  • 2015, American Institute of Aeronautics and Astronautics Inc. All Rights Reserved. A recently developed thermomechanically coupled, thermodynamically consistent, con-stitutive model based on phase field theory is used to describe the rate dependent response of polycrystalline shape memory alloys (SMAs). The model, which constitutively accounts for transformation rate, is used to study the evolution of phase transformation coupled with different mechanical and thermal response of SMA. The goal is to model the rate de-pendent behavior of SMAs. Phase transformation is simulated for an SMA axisymmetric rod. Simulation conditions are varied between isothermal and adiabatic conditions under quasi-static pseudoelastic loading. The effect of kinetic coeffcient, which relates to the phase transformation kinetics, is studied. Stress relaxation and creep behavior reported in experiments is described. Heterogeneous rise in temperature, which occurs at the material interface as well as its inuence on thermal hardening for different loading rates are also described. Results suggest that the rate dependency in SMA is a result of the latent heat of transformation, heat conduction and convection, strain rates, transformation kinetics and their couplings. Therefore, this work demonstrates that the reported model is able to capture the rate dependent response of SMA constitutively. The simulation results afirm the need for application specific testing conditions in order to account for the complex thermomechanical interaction, rate dependency and length scale effects in the design of SMAs. Based on these simulation results, the model provides new insight into the design of SMAs for thermomechanical engineering applications.

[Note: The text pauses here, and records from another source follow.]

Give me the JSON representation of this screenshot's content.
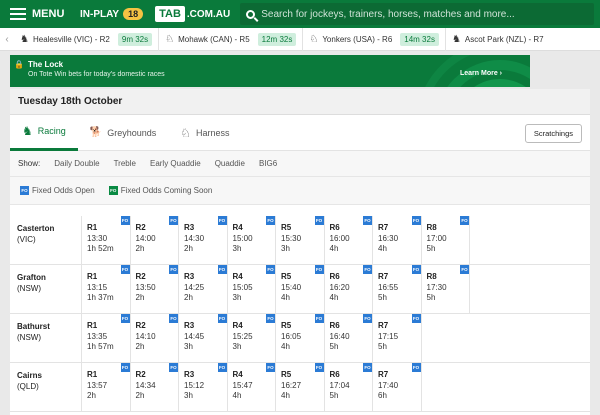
{
  "header": {
    "menu_label": "MENU",
    "inplay_label": "IN-PLAY",
    "inplay_count": "18",
    "logo_tab": "TAB",
    "logo_rest": ".COM.AU",
    "search_placeholder": "Search for jockeys, trainers, horses, matches and more..."
  },
  "next_to_go": [
    {
      "icon": "horse-icon",
      "glyph": "♞",
      "name": "Healesville (VIC) - R2",
      "time": "9m 32s"
    },
    {
      "icon": "harness-icon",
      "glyph": "♘",
      "name": "Mohawk (CAN) - R5",
      "time": "12m 32s"
    },
    {
      "icon": "harness-icon",
      "glyph": "♘",
      "name": "Yonkers (USA) - R6",
      "time": "14m 32s"
    },
    {
      "icon": "horse-icon",
      "glyph": "♞",
      "name": "Ascot Park (NZL) - R7",
      "time": ""
    }
  ],
  "banner": {
    "title": "The Lock",
    "subtitle": "On Tote Win bets for today's domestic races",
    "cta": "Learn More ›"
  },
  "date_header": "Tuesday 18th October",
  "tabs": [
    {
      "label": "Racing",
      "glyph": "♞",
      "active": true
    },
    {
      "label": "Greyhounds",
      "glyph": "🐕",
      "active": false
    },
    {
      "label": "Harness",
      "glyph": "♘",
      "active": false
    }
  ],
  "scratchings_label": "Scratchings",
  "show": {
    "label": "Show:",
    "options": [
      "Daily Double",
      "Treble",
      "Early Quaddie",
      "Quaddie",
      "BIG6"
    ]
  },
  "legend": {
    "fo_badge": "FO",
    "open_label": "Fixed Odds Open",
    "coming_label": "Fixed Odds Coming Soon"
  },
  "meetings": [
    {
      "venue": "Casterton",
      "state": "(VIC)",
      "races": [
        {
          "r": "R1",
          "time": "13:30",
          "countdown": "1h 52m",
          "fo": "open"
        },
        {
          "r": "R2",
          "time": "14:00",
          "countdown": "2h",
          "fo": "open"
        },
        {
          "r": "R3",
          "time": "14:30",
          "countdown": "2h",
          "fo": "open"
        },
        {
          "r": "R4",
          "time": "15:00",
          "countdown": "3h",
          "fo": "open"
        },
        {
          "r": "R5",
          "time": "15:30",
          "countdown": "3h",
          "fo": "open"
        },
        {
          "r": "R6",
          "time": "16:00",
          "countdown": "4h",
          "fo": "open"
        },
        {
          "r": "R7",
          "time": "16:30",
          "countdown": "4h",
          "fo": "open"
        },
        {
          "r": "R8",
          "time": "17:00",
          "countdown": "5h",
          "fo": "open"
        }
      ]
    },
    {
      "venue": "Grafton",
      "state": "(NSW)",
      "races": [
        {
          "r": "R1",
          "time": "13:15",
          "countdown": "1h 37m",
          "fo": "open"
        },
        {
          "r": "R2",
          "time": "13:50",
          "countdown": "2h",
          "fo": "open"
        },
        {
          "r": "R3",
          "time": "14:25",
          "countdown": "2h",
          "fo": "open"
        },
        {
          "r": "R4",
          "time": "15:05",
          "countdown": "3h",
          "fo": "open"
        },
        {
          "r": "R5",
          "time": "15:40",
          "countdown": "4h",
          "fo": "open"
        },
        {
          "r": "R6",
          "time": "16:20",
          "countdown": "4h",
          "fo": "open"
        },
        {
          "r": "R7",
          "time": "16:55",
          "countdown": "5h",
          "fo": "open"
        },
        {
          "r": "R8",
          "time": "17:30",
          "countdown": "5h",
          "fo": "open"
        }
      ]
    },
    {
      "venue": "Bathurst",
      "state": "(NSW)",
      "races": [
        {
          "r": "R1",
          "time": "13:35",
          "countdown": "1h 57m",
          "fo": "open"
        },
        {
          "r": "R2",
          "time": "14:10",
          "countdown": "2h",
          "fo": "open"
        },
        {
          "r": "R3",
          "time": "14:45",
          "countdown": "3h",
          "fo": "open"
        },
        {
          "r": "R4",
          "time": "15:25",
          "countdown": "3h",
          "fo": "open"
        },
        {
          "r": "R5",
          "time": "16:05",
          "countdown": "4h",
          "fo": "open"
        },
        {
          "r": "R6",
          "time": "16:40",
          "countdown": "5h",
          "fo": "open"
        },
        {
          "r": "R7",
          "time": "17:15",
          "countdown": "5h",
          "fo": "open"
        }
      ]
    },
    {
      "venue": "Cairns",
      "state": "(QLD)",
      "races": [
        {
          "r": "R1",
          "time": "13:57",
          "countdown": "2h",
          "fo": "open"
        },
        {
          "r": "R2",
          "time": "14:34",
          "countdown": "2h",
          "fo": "open"
        },
        {
          "r": "R3",
          "time": "15:12",
          "countdown": "3h",
          "fo": "open"
        },
        {
          "r": "R4",
          "time": "15:47",
          "countdown": "4h",
          "fo": "open"
        },
        {
          "r": "R5",
          "time": "16:27",
          "countdown": "4h",
          "fo": "open"
        },
        {
          "r": "R6",
          "time": "17:04",
          "countdown": "5h",
          "fo": "open"
        },
        {
          "r": "R7",
          "time": "17:40",
          "countdown": "6h",
          "fo": "open"
        }
      ]
    }
  ],
  "colors": {
    "brand_green": "#0a7a3b",
    "fo_open": "#2b7bd5",
    "fo_coming": "#0a8a43",
    "inplay_badge": "#f6c343"
  }
}
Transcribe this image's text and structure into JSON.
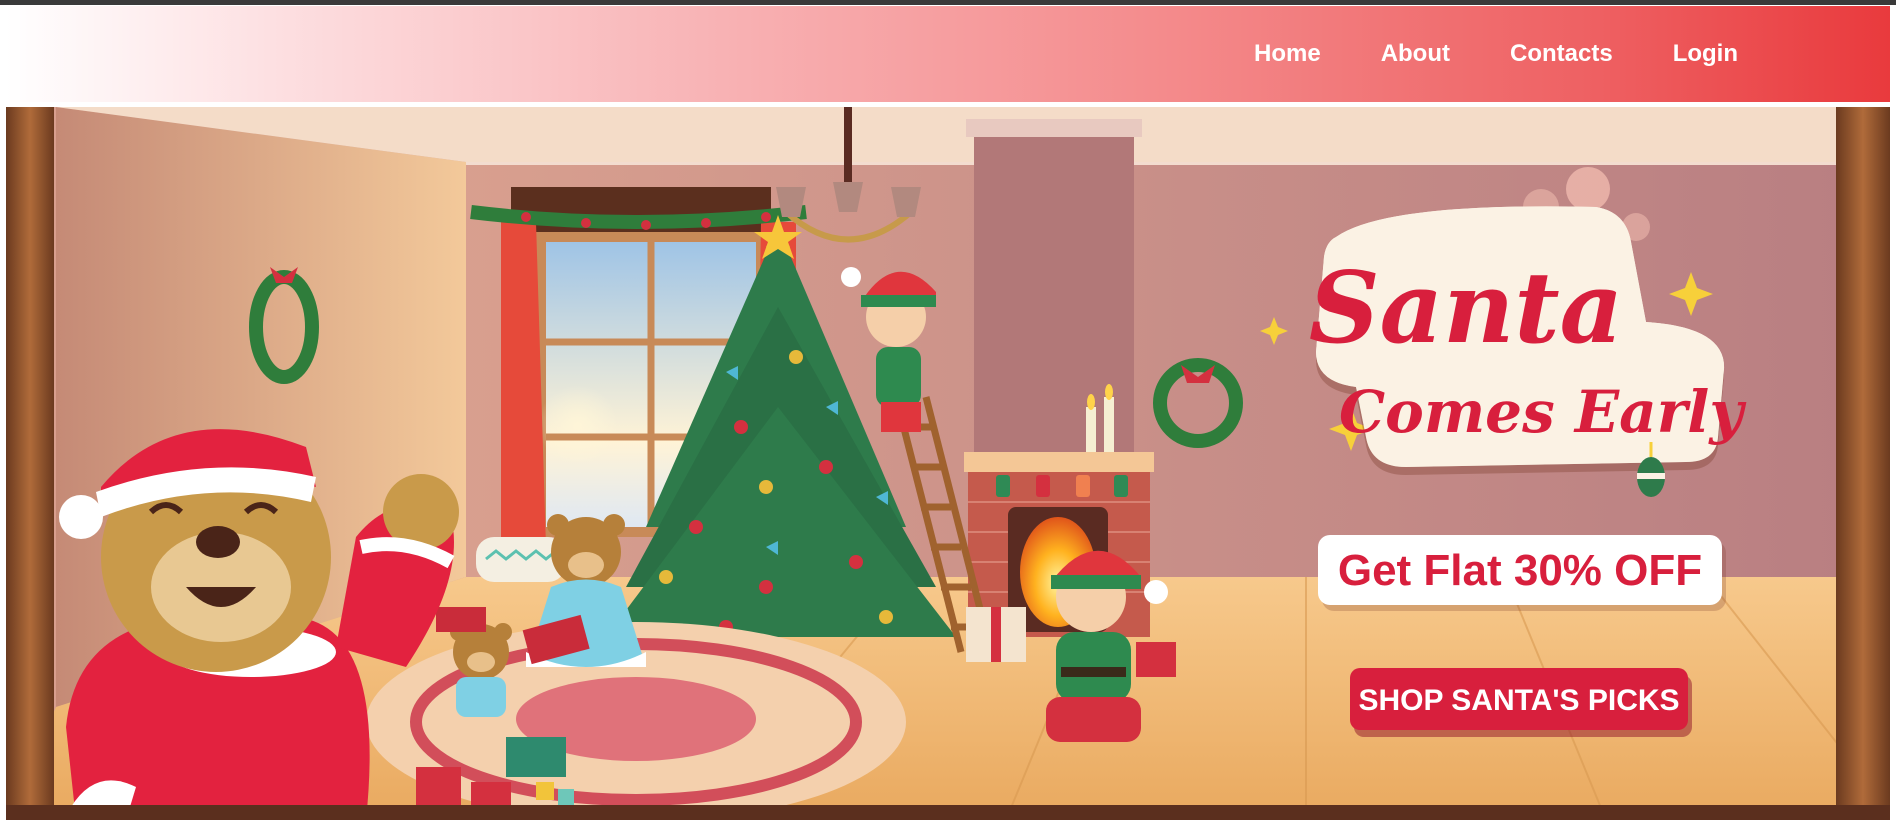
{
  "nav": {
    "items": [
      {
        "label": "Home"
      },
      {
        "label": "About"
      },
      {
        "label": "Contacts"
      },
      {
        "label": "Login"
      }
    ]
  },
  "banner": {
    "headline_line1": "Santa",
    "headline_line2": "Comes Early",
    "offer": "Get Flat 30% OFF",
    "cta": "SHOP SANTA'S PICKS",
    "colors": {
      "headline": "#d81f3d",
      "cta_bg": "#d81f3d",
      "nav_gradient_end": "#e93a3d",
      "wall": "#c98d83",
      "floor": "#efb66c",
      "tree": "#2e7b4b"
    }
  }
}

published proceedings

  • 56th AIAA/ASCE/AHS/ASC Structures, Structural Dynamics, and Materials Conference

author list (cited authors)

  • Agboola, B. O., & Lagoudas, D. C.

publication date

  • January 1, 2015 11:11 AM